┌──

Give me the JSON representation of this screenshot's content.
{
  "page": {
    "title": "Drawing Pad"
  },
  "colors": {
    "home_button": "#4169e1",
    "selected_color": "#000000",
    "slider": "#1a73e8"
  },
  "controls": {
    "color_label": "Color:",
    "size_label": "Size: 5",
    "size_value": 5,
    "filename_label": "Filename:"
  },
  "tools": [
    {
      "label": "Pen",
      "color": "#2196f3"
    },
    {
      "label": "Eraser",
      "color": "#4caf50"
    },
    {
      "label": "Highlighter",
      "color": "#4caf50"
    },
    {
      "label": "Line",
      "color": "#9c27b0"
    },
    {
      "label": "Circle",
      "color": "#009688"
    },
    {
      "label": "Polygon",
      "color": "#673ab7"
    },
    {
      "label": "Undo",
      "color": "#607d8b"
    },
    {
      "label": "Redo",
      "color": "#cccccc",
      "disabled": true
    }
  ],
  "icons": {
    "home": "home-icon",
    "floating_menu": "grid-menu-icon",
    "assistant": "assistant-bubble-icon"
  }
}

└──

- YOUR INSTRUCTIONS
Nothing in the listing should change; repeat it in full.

- RESPONSE AREA
Give me the JSON representation of this screenshot's content.
{
  "page": {
    "title": "Drawing Pad"
  },
  "colors": {
    "home_button": "#4169e1",
    "selected_color": "#000000",
    "slider": "#1a73e8"
  },
  "controls": {
    "color_label": "Color:",
    "size_label": "Size: 5",
    "size_value": 5,
    "filename_label": "Filename:"
  },
  "tools": [
    {
      "label": "Pen",
      "color": "#2196f3"
    },
    {
      "label": "Eraser",
      "color": "#4caf50"
    },
    {
      "label": "Highlighter",
      "color": "#4caf50"
    },
    {
      "label": "Line",
      "color": "#9c27b0"
    },
    {
      "label": "Circle",
      "color": "#009688"
    },
    {
      "label": "Polygon",
      "color": "#673ab7"
    },
    {
      "label": "Undo",
      "color": "#607d8b"
    },
    {
      "label": "Redo",
      "color": "#cccccc",
      "disabled": true
    }
  ],
  "icons": {
    "home": "home-icon",
    "floating_menu": "grid-menu-icon",
    "assistant": "assistant-bubble-icon"
  }
}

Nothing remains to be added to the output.